Montell is too focused on his vision to be phased by the reactions to his artistic evolution. Inspired by world builders like Kid Cudi, Childish Gambino, Tyler The Creator, and filmmaker Terrence Malick, Montell’s pursuit is to use his ability to communicate emotion by creating more mediums of communication. “The goal is, I always love music, but I think eventually bringing in fashion, some sort of fashion line, where I’m creating clothes. I would call it painting the world. This is what I imagine people should wear, or this is just what I think would be cool for people to wear. And then film. I think that’s also a huge desire of mine to create. But it’s all from the same purpose. Music is world-building, clothes is world-building, and film is world-building… I think fashion, it allows you to be a kid in a grown up way. It allows you to express how you feel.”
Part of this world-building pursuit is directed at elevating his performances, to create spaces where Montell can explore his ideas like Ghostboi while also inviting all the people who relate to his work to come together. A few days after we talk, Montell hosts a dynamic performance in Los Angeles called NO BLONDES! – a continuation of an event he created in Paris that celebrates what Ghostboi, Montell’s music, his YouTube channel, all of it has always been about: to validate the emotions felt by the loners and outsiders, to give them a voice, a conveyor of expression. With impassioned fans singing out nearly every word in unison, there’s a feeling of devotion – not to Montell, but to the relatable humanity underlying his work, to the transcendental power of music, to the togetherness of emotional experiences.

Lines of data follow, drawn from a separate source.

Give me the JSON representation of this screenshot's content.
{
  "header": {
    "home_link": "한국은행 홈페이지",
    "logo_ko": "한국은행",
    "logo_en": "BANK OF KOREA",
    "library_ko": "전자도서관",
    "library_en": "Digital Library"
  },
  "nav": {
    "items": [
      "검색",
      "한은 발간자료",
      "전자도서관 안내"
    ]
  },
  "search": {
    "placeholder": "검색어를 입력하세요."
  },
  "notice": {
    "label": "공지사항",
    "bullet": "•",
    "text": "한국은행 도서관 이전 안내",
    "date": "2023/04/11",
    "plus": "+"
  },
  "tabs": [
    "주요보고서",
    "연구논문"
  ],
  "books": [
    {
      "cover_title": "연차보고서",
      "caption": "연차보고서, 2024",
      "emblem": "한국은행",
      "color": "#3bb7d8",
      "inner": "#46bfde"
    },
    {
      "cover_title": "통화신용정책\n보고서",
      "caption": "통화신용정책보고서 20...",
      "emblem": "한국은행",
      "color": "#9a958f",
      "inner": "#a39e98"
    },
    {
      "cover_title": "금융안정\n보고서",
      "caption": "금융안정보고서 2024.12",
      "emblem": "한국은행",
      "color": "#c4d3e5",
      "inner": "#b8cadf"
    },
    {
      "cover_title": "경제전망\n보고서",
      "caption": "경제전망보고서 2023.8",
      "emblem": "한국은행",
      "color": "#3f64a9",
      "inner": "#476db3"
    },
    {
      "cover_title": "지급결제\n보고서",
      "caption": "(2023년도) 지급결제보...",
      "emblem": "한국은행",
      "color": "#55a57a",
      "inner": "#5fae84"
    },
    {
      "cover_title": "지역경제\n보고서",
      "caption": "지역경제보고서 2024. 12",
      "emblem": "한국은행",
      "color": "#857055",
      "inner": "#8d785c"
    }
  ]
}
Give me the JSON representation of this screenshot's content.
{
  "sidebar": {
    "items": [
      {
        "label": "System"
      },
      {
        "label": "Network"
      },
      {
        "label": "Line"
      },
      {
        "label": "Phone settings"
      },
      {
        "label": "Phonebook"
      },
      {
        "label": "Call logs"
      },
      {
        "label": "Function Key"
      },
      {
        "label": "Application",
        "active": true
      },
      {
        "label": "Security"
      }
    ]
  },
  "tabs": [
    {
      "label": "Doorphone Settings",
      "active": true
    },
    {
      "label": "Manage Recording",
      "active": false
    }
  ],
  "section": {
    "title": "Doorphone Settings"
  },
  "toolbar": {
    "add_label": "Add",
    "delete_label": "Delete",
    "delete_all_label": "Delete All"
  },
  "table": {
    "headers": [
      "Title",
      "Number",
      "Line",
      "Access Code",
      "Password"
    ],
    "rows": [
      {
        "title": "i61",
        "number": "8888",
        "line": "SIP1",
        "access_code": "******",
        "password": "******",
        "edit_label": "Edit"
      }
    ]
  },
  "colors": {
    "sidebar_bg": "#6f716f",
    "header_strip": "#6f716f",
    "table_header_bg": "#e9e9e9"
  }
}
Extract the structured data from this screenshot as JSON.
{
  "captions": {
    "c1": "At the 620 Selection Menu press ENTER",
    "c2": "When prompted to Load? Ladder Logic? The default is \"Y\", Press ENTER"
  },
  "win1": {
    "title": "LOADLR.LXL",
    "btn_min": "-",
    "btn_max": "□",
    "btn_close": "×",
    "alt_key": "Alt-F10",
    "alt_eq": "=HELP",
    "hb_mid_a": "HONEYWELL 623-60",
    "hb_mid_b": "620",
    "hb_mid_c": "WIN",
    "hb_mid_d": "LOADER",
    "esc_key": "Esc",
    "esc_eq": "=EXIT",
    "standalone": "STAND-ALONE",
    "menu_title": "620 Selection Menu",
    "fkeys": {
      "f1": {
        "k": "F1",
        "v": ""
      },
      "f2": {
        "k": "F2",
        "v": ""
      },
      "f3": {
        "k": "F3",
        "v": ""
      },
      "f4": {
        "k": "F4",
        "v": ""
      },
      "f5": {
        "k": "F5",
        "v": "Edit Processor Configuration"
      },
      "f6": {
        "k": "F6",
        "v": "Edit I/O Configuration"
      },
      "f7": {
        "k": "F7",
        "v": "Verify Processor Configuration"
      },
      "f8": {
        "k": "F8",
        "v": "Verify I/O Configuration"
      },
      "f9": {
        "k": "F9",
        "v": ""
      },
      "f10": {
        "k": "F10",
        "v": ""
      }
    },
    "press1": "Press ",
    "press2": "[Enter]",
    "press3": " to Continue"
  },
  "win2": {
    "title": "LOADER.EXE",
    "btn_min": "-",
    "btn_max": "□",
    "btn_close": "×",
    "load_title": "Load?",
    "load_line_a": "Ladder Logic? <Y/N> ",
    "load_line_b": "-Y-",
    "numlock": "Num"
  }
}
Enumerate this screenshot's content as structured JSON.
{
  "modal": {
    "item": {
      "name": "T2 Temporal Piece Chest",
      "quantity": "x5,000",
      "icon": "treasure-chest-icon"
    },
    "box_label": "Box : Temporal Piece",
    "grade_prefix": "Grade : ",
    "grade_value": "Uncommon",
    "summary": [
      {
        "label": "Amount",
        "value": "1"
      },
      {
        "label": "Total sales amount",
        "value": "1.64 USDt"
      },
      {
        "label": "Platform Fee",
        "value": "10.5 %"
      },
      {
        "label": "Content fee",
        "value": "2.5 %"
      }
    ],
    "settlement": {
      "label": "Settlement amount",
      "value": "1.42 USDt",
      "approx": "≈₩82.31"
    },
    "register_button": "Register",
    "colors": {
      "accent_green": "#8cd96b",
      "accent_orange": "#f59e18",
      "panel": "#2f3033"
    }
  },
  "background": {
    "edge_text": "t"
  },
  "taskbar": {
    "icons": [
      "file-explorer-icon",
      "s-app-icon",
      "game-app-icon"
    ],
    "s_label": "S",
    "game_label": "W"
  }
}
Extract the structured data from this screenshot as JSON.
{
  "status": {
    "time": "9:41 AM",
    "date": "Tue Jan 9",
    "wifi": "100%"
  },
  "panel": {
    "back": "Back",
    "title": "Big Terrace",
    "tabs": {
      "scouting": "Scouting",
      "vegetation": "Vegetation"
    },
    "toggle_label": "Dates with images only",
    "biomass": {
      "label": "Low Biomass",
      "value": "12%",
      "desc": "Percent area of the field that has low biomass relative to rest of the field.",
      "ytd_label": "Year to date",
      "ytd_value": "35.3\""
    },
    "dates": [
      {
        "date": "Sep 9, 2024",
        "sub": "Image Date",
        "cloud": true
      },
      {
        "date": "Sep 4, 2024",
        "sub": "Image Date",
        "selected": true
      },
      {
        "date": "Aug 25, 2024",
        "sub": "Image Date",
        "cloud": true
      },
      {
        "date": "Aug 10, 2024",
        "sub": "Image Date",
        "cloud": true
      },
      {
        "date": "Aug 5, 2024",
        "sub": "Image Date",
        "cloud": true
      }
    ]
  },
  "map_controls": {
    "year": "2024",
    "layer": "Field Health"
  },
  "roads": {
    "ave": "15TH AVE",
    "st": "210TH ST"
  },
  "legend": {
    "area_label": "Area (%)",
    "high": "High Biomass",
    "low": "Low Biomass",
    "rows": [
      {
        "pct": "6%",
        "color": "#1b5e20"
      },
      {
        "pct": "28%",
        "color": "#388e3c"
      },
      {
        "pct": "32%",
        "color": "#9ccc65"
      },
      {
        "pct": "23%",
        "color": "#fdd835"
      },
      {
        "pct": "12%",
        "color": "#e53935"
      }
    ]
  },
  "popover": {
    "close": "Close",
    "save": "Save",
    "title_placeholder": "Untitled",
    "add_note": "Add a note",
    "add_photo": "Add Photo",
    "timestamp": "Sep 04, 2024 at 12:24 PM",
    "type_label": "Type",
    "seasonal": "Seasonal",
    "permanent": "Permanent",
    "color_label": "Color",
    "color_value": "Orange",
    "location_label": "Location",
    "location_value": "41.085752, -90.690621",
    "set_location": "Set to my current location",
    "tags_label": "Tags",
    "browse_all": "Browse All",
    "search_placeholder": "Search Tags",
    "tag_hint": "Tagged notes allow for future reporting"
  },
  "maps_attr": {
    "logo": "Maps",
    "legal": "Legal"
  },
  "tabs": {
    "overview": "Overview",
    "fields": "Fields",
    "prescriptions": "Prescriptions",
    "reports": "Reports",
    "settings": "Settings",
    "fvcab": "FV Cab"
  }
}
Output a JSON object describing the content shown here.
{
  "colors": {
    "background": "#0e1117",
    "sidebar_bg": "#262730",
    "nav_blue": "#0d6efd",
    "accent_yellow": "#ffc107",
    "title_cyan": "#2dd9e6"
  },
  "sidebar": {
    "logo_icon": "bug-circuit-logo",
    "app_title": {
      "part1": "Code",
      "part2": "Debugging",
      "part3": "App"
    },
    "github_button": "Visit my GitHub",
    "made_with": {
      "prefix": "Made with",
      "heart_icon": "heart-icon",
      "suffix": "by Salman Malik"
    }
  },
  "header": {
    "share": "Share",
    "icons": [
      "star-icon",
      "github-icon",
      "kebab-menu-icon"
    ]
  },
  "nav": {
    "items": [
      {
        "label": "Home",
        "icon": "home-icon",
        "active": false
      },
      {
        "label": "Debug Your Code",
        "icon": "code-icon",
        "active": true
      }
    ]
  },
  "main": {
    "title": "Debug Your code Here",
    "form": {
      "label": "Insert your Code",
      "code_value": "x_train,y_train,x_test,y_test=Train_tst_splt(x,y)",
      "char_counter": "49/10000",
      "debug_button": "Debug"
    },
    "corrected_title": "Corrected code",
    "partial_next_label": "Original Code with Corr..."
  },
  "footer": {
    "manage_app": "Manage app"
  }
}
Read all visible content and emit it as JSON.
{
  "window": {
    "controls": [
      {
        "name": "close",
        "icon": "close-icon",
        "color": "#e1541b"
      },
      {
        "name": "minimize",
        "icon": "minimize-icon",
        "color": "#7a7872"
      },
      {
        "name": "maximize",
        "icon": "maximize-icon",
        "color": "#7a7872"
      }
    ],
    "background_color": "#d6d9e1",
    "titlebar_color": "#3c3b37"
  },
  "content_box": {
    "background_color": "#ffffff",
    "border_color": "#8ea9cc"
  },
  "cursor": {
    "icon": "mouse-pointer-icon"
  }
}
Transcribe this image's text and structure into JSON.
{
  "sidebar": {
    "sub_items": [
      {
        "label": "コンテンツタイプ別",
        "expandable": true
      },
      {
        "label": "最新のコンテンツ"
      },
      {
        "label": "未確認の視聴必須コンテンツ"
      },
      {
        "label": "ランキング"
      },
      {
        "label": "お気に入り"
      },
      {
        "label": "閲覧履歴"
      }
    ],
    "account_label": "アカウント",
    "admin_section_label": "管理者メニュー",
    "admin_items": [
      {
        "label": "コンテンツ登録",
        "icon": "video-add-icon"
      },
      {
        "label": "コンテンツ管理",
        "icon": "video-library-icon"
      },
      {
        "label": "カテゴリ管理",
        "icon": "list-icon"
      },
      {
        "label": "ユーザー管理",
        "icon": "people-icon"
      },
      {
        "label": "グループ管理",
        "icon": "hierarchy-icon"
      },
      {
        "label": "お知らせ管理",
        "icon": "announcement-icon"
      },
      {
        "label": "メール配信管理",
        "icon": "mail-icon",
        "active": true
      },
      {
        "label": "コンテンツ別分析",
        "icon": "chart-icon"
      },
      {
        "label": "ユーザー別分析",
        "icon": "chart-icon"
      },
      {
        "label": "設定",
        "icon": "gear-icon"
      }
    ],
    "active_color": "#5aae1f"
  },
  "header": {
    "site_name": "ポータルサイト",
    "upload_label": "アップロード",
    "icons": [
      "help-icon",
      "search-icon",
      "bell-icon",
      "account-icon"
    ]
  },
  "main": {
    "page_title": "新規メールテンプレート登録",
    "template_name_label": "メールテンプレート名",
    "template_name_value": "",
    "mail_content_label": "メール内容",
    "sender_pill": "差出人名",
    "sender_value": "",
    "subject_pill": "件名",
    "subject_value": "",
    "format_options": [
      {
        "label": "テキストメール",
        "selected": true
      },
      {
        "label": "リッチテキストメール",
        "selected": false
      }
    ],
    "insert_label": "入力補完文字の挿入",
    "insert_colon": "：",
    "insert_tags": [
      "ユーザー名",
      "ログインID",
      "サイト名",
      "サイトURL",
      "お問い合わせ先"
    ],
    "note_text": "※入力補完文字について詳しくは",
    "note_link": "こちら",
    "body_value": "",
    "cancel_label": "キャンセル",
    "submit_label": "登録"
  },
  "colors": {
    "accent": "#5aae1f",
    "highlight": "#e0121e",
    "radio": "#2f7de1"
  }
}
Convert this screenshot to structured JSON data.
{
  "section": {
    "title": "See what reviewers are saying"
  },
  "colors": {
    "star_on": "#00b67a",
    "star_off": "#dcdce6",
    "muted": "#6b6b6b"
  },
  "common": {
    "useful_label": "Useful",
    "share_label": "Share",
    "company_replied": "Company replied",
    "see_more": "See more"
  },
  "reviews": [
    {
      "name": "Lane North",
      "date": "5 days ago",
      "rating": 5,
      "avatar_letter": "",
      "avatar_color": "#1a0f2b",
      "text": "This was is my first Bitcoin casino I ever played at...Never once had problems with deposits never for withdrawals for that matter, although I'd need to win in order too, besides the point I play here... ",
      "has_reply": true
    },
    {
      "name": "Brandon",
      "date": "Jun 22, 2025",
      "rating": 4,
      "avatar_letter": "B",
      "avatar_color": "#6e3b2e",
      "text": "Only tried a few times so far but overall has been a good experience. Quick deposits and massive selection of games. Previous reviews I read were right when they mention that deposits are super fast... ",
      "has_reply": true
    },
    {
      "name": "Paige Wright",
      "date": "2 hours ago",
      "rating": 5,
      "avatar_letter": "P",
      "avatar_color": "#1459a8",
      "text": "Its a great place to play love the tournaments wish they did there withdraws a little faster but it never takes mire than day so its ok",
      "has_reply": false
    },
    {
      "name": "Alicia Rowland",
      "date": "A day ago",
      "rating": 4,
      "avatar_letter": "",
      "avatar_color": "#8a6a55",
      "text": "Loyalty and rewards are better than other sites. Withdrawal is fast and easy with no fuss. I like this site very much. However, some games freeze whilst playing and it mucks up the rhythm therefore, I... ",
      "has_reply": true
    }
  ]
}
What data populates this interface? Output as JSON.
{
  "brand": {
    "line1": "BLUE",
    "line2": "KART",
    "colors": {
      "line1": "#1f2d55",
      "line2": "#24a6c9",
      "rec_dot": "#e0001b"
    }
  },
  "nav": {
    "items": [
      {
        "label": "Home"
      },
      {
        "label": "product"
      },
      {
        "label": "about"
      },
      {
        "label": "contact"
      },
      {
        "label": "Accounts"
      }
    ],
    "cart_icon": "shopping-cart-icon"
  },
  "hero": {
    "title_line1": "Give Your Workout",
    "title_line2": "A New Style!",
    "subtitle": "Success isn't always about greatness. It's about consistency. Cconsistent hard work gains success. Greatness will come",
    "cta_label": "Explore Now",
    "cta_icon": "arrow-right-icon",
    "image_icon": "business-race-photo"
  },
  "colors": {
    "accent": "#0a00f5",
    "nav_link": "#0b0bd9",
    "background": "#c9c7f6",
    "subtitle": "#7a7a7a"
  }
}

“Life is so scary. I’m trying to say, ‘I feel like this, and I know maybe you could feel like this too.’ So let’s show that we’re not alone. We don’t know what happens after this, but we know we have each other.”